Unlike many magazines, we at Convivium tend to shy away from "themed" issues for reasons of simple conviviality: If you're not interested in the theme, you're not included in the conversation. Yet the signing of the Magna Carta, like the coming into being of our own Charter, was such a turning point of history that we felt it necessary to modify our ways. Whatever else the enduring significance of the Great Charter, it affirmed in writing the primacy of the principle that no one, not even the king, is above the law.
The anniversary of that event is such that to mark it, copies of the Magna Carta, on loan, are being toured across Canada, and will be displayed in Ottawa, Toronto, Winnipeg and Edmonton as of June 12. (See www.magnacartacanada.ca/magnacartacanada for more information).
It is something we feel should engage Canadians given that in1982, 767 years after the Magna Carta, our own Charter of Rights and Freedoms was made the supreme law of this country in the process of repatriating the constitution. The proclamation of our Charter legally subordinated the Canadian Parliament to the courts, ultimately to the judgment of nine justices of the Supreme Court of Canada. We became, as the saying goes, a constitutional rather than a parliamentary democracy.
Whether that is a good thing or a bad thing, it is has transformed Canada in ways even the Charter's architects would have been hard pressed to imagine. And for all that it has set right, it has also created confusion as the courts set about re-shaping our society in response to legal arguments rather than democratic votes.
At the entrance to the House of Commons, there is a bar beyond which only elected MPs and officers of the House may pass. That bar has been superseded by hired barristers pleading before appointed judges. As a consequence, the shaping power of law on Canadian society has become so complex that even our most incisive minds can become befogged by it.
In his Sea-to-Sea column, for example, Father Raymond J. de Souza takes on two decisions from the Supreme Court dealing with religious freedom.
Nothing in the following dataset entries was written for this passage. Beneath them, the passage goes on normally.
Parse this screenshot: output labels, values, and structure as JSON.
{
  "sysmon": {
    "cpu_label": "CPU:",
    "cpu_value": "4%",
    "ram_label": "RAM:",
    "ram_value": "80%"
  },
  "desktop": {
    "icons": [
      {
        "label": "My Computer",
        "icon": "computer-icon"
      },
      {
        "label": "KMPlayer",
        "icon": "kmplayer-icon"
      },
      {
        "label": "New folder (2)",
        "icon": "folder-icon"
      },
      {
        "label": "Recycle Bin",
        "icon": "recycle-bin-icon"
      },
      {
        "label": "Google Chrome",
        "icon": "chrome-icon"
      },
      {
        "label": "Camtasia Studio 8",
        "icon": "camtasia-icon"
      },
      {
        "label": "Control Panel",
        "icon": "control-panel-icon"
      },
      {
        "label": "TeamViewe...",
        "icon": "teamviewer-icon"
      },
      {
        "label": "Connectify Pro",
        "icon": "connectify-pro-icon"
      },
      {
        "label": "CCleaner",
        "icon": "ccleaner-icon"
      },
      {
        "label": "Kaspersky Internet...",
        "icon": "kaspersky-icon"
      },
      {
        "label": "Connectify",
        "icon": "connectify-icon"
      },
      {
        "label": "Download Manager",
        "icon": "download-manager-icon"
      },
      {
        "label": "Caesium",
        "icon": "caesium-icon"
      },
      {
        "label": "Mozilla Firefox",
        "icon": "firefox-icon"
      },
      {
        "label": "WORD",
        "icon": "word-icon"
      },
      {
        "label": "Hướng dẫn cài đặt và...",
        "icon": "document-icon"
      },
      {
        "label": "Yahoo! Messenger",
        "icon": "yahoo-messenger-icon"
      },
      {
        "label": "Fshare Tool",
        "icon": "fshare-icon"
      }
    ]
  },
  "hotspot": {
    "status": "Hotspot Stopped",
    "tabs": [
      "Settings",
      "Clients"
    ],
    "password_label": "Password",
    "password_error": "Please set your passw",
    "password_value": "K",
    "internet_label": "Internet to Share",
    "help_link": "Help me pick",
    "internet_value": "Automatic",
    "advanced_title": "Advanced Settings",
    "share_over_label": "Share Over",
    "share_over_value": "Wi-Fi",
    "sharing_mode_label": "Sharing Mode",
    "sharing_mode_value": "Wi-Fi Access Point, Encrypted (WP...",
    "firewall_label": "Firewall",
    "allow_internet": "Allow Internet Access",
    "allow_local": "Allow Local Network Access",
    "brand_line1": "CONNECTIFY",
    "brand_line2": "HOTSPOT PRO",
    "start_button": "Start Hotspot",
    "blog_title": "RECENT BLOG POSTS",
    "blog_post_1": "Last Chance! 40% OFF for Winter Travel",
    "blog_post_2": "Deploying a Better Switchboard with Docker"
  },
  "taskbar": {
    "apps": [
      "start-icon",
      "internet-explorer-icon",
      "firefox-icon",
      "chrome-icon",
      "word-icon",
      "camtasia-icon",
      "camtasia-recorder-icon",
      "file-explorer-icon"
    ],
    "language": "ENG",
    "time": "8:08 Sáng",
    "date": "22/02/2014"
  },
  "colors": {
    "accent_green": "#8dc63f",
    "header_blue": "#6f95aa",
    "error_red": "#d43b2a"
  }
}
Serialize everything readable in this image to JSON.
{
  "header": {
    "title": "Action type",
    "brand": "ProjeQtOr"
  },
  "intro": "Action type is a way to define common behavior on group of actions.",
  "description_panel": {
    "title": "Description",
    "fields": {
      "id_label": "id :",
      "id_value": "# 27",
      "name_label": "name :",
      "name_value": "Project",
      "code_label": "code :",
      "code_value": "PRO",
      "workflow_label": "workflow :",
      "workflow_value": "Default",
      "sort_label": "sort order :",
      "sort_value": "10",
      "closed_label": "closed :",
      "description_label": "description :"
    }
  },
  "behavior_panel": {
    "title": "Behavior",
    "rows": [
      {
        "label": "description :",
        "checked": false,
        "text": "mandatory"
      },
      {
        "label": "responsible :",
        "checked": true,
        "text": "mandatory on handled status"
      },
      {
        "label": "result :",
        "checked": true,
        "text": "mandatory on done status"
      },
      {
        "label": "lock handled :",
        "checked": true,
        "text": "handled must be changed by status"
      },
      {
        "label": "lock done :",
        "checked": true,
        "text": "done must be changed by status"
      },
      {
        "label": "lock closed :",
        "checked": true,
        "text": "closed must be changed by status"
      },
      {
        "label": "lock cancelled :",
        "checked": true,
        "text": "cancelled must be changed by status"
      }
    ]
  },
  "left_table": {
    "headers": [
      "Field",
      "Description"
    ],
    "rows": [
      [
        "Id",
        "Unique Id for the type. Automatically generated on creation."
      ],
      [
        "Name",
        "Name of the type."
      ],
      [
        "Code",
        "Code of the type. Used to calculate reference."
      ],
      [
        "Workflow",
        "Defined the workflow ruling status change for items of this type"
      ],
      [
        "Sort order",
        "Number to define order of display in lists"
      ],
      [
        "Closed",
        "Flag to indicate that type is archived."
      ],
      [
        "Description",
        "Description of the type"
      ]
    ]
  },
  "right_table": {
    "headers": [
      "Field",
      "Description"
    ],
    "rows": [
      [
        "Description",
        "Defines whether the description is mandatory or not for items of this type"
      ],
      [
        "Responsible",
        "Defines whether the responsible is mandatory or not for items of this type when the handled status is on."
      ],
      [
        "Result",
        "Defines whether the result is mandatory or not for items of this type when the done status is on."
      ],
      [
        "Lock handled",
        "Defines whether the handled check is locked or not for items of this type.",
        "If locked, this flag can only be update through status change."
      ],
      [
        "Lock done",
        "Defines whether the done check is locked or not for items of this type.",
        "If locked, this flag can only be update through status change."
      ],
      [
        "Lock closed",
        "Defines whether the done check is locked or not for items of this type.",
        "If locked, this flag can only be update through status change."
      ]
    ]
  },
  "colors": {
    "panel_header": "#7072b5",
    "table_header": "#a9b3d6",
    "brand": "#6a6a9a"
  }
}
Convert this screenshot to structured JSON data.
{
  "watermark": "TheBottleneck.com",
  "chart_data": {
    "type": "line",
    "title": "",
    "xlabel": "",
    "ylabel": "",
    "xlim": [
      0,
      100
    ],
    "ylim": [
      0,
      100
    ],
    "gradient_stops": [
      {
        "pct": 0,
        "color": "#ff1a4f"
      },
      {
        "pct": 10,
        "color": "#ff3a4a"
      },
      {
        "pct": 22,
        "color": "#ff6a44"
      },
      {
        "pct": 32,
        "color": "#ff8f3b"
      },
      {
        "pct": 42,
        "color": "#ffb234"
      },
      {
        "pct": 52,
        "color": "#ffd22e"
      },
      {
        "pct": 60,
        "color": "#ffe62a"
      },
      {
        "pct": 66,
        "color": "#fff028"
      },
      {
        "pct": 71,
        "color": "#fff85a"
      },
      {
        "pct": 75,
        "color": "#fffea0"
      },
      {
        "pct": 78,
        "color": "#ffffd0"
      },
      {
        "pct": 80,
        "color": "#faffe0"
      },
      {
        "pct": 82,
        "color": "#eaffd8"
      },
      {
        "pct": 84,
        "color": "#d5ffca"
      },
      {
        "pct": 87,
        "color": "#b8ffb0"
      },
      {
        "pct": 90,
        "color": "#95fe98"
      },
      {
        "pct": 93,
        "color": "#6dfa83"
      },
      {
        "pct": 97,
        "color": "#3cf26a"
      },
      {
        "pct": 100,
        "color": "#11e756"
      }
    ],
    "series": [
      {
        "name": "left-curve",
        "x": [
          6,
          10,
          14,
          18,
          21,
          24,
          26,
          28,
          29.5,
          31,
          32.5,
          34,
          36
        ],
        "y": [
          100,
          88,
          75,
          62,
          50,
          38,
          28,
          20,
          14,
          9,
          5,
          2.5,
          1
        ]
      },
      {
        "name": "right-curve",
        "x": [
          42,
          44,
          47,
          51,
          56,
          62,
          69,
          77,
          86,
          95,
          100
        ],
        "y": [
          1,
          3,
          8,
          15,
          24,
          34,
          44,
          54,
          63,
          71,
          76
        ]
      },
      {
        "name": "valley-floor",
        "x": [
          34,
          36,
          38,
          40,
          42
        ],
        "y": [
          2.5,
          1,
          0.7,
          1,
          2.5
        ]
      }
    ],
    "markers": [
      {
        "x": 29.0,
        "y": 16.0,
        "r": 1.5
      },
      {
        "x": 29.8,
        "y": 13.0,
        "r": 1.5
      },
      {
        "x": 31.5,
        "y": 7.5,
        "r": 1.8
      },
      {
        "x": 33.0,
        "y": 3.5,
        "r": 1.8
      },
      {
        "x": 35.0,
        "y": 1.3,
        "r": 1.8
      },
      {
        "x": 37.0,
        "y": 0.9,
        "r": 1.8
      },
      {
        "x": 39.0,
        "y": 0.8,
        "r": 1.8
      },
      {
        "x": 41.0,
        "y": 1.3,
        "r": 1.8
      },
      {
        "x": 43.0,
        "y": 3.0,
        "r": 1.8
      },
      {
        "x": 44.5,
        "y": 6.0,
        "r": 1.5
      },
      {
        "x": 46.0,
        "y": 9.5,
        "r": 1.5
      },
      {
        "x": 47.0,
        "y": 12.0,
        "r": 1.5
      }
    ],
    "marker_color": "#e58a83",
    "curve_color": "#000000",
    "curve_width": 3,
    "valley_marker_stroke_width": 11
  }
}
The Loyola case involved a private Catholic school in Montreal. The Saguenay case centred on prayer before a municipal council meeting. By the time Convivium's editor-in-chief is finished discussing them in his column, both are shrouded in mists of misunderstanding.
Befitting someone who gives sermons to captive audiences on a weekly basis, our editor uses an expanse of words to make the point that he disagrees with both decisions. More, he makes the rather pointed point that he disagrees with me when I argue that, on balance and taken together, the decisions were positive for religious freedom and faith in Canada's common life.
Beneath our convivial disagreement, however, there is a deeper question to be distilled. It is the question that was at the heart of both Loyola and Saguenay. It is the necessity of State neutrality toward religion in order to ensure our freedom of religion.
As former Loyola High School principal Paul Donovan puts it so well in The Conversation this issue, taken together the two cases affirm that the very principle preventing the State from imposing nonreligion on religious institutions or individuals also prohibits the State from imposing religious belief on the non-religious. Under the rule of law that has evolved from the Magna Carta, the State cannot dictate how, when and to whom free and democratic people must bow.
An illustration helpful by its surface outlandishness shows why. In authoritarian Spain, General Franco had a picture of the Pope on his wall. During the Spanish Civil War, because he required German assistance to fight off Stalinist revolutionaries, the picture of the Pope came down. A picture of Hitler went up. It remained up throughout the Second World War because Franco, though a devout Catholic who hated Hitler, needed Germany to respect Spain's refusal to enter the war. After the Second World War, Hitler's picture came down. The Pope went back up.
Spain's "neutrality" required the expediency to which the State, absent the rule of law, necessarily bows. Obedience alters to fit time and circumstance. But neither prayer nor the rule of law can follow the path of such expediency. As the evolution of the Magna Carta from the mud of Runnymede 800 years ago makes evident, the rule of law bears with it the steadying weight of history. Prayer, of course, goes even further, and points us to eternity.